* [WHAT TO PRODUCE]
Look through the data that follows and copy each line with the string "ставки".
DATASET START
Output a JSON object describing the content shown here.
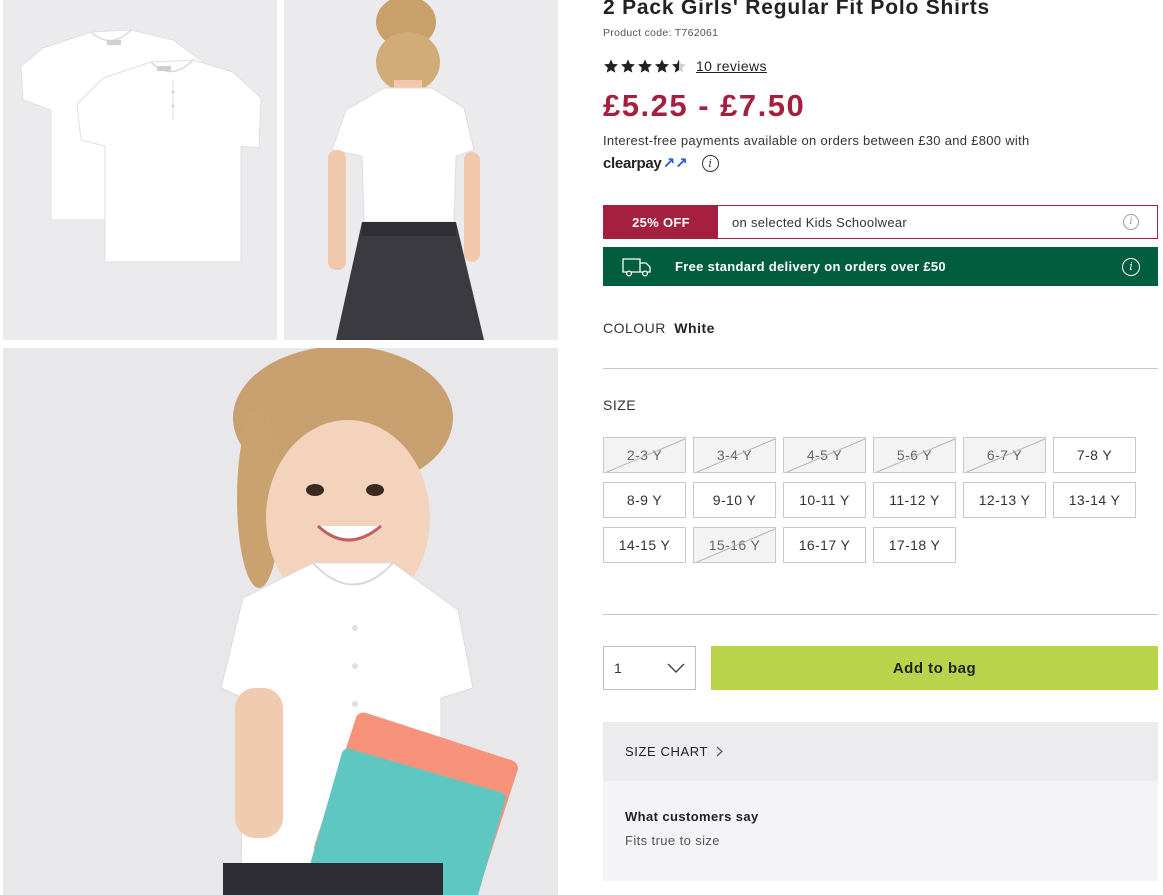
{
  "product": {
    "title": "2 Pack Girls' Regular Fit Polo Shirts",
    "product_code": "Product code: T762061",
    "rating": 4.5,
    "reviews_link": "10 reviews",
    "price": "£5.25 - £7.50"
  },
  "finance": {
    "text": "Interest-free payments available on orders between £30 and £800 with",
    "logo_text": "clearpay"
  },
  "offer": {
    "badge": "25% OFF",
    "text": "on selected Kids Schoolwear",
    "accent_color": "#a51f3e"
  },
  "delivery": {
    "text": "Free standard delivery on orders over £50",
    "background_color": "#005e3f"
  },
  "colour": {
    "label": "COLOUR",
    "value": "White"
  },
  "size": {
    "label": "SIZE",
    "options": [
      {
        "label": "2-3 Y",
        "available": false
      },
      {
        "label": "3-4 Y",
        "available": false
      },
      {
        "label": "4-5 Y",
        "available": false
      },
      {
        "label": "5-6 Y",
        "available": false
      },
      {
        "label": "6-7 Y",
        "available": false
      },
      {
        "label": "7-8 Y",
        "available": true
      },
      {
        "label": "8-9 Y",
        "available": true
      },
      {
        "label": "9-10 Y",
        "available": true
      },
      {
        "label": "10-11 Y",
        "available": true
      },
      {
        "label": "11-12 Y",
        "available": true
      },
      {
        "label": "12-13 Y",
        "available": true
      },
      {
        "label": "13-14 Y",
        "available": true
      },
      {
        "label": "14-15 Y",
        "available": true
      },
      {
        "label": "15-16 Y",
        "available": false
      },
      {
        "label": "16-17 Y",
        "available": true
      },
      {
        "label": "17-18 Y",
        "available": true
      }
    ]
  },
  "purchase": {
    "quantity": "1",
    "add_to_bag": "Add to bag",
    "button_color": "#b9d34b"
  },
  "size_chart": {
    "label": "SIZE CHART"
  },
  "customer_reviews": {
    "heading": "What customers say",
    "summary": "Fits true to size"
  },
  "icons": [
    "star-icon",
    "info-icon",
    "delivery-van-icon",
    "chevron-down-icon",
    "chevron-right-icon"
  ]
}
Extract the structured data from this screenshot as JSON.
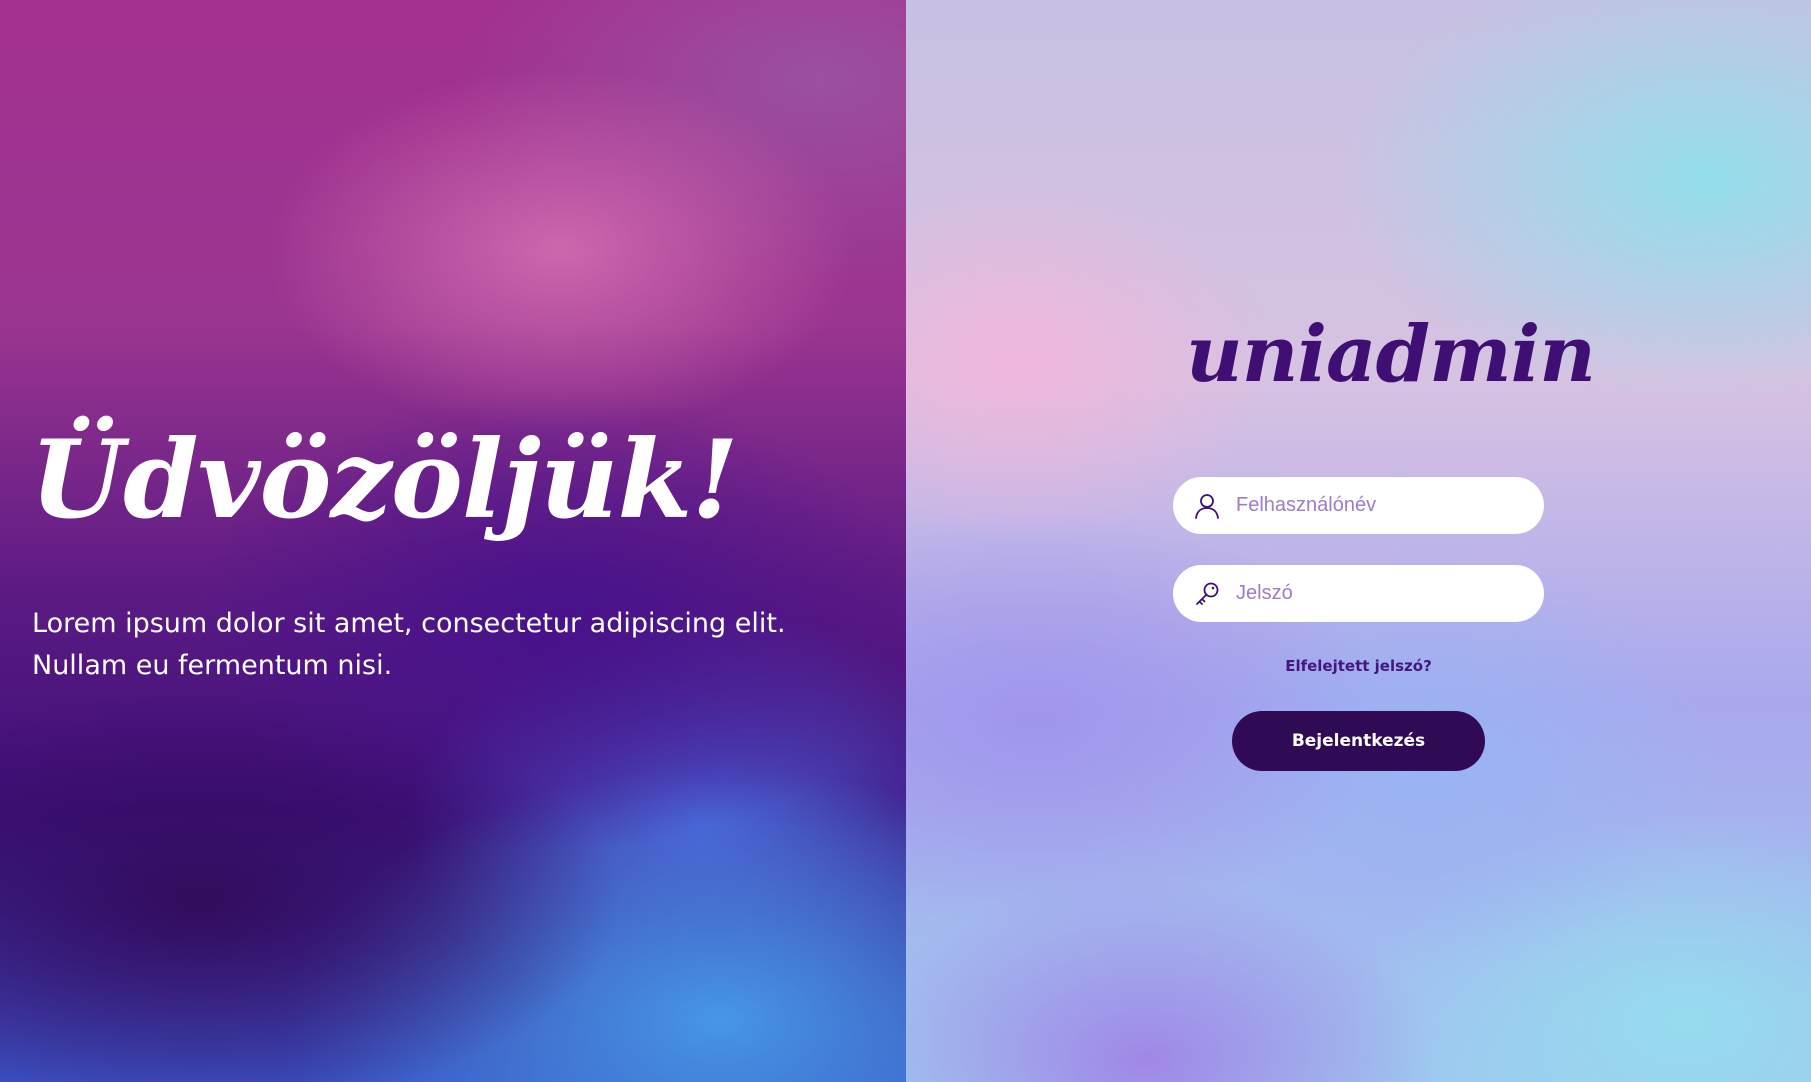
{
  "hero": {
    "title": "Üdvözöljük!",
    "text_line1": "Lorem ipsum dolor sit amet, consectetur adipiscing elit.",
    "text_line2": "Nullam eu fermentum nisi."
  },
  "login": {
    "logo": "uniadmin",
    "username": {
      "placeholder": "Felhasználónév",
      "value": "",
      "icon": "user-icon"
    },
    "password": {
      "placeholder": "Jelszó",
      "value": "",
      "icon": "key-icon"
    },
    "forgot_label": "Elfelejtett jelszó?",
    "submit_label": "Bejelentkezés"
  },
  "colors": {
    "accent_dark": "#310a55",
    "logo": "#3f0f73",
    "placeholder": "#a07cc6"
  }
}
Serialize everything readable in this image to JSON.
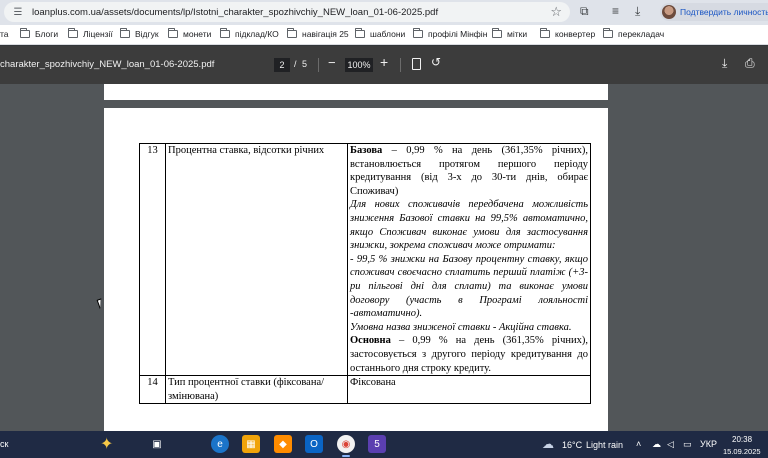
{
  "browser": {
    "url": "loanplus.com.ua/assets/documents/lp/Istotni_charakter_spozhivchiy_NEW_loan_01-06-2025.pdf",
    "profile_label": "Подтвердить личность",
    "bookmarks": [
      "та",
      "Блоги",
      "Ліцензії",
      "Відгук",
      "монети",
      "підклад/КО",
      "навігація 25",
      "шаблони",
      "профілі Мінфін",
      "мітки",
      "конвертер",
      "перекладач"
    ]
  },
  "pdf_toolbar": {
    "title": "charakter_spozhivchiy_NEW_loan_01-06-2025.pdf",
    "page_current": "2",
    "page_separator": "/",
    "page_total": "5",
    "zoom": "100%"
  },
  "document": {
    "row13": {
      "num": "13",
      "name": "Процентна ставка, відсотки річних",
      "base_label": "Базова",
      "base_text": " – 0,99 % на день (361,35% річних), встановлюється протягом першого періоду кредитування (від 3-х до 30-ти днів, обирає Споживач)",
      "discount_intro": "Для нових споживачів передбачена можливість зниження Базової ставки на 99,5% автоматично, якщо Споживач виконає умови для застосування знижки, зокрема споживач може отримати:",
      "discount_item": "-      99,5 % знижки на Базову процентну ставку, якщо споживач своєчасно сплатить перший платіж (+3-ри пільгові дні для сплати) та виконає умови договору (участь в Програмі лояльності -автоматично).",
      "conditional_name": "Умовна назва зниженої ставки -   Акційна ставка.",
      "main_label": "Основна",
      "main_text": " – 0,99 % на день (361,35% річних), застосовується з другого періоду кредитування до останнього дня строку кредиту."
    },
    "row14": {
      "num": "14",
      "name": "Тип процентної ставки (фіксована/змінювана)",
      "value": "Фіксована"
    }
  },
  "taskbar": {
    "search_text": "ск",
    "weather_temp": "16°C",
    "weather_desc": "Light rain",
    "language": "УКР",
    "time": "20:38",
    "date": "15.09.2025"
  },
  "colors": {
    "viewer_bg": "#525659",
    "toolbar_bg": "#3c3c3c",
    "addressbar_bg": "#dfe3ea",
    "taskbar_bg": "#1f2a44",
    "profile_link": "#1a56c4"
  }
}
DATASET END
* [REPLY TO THE TASK]
      "discount_intro": "Для нових споживачів передбачена можливість зниження Базової ставки на 99,5% автоматично, якщо Споживач виконає умови для застосування знижки, зокрема споживач може отримати:",
      "conditional_name": "Умовна назва зниженої ставки -   Акційна ставка.",
      "name": "Тип процентної ставки (фіксована/змінювана)",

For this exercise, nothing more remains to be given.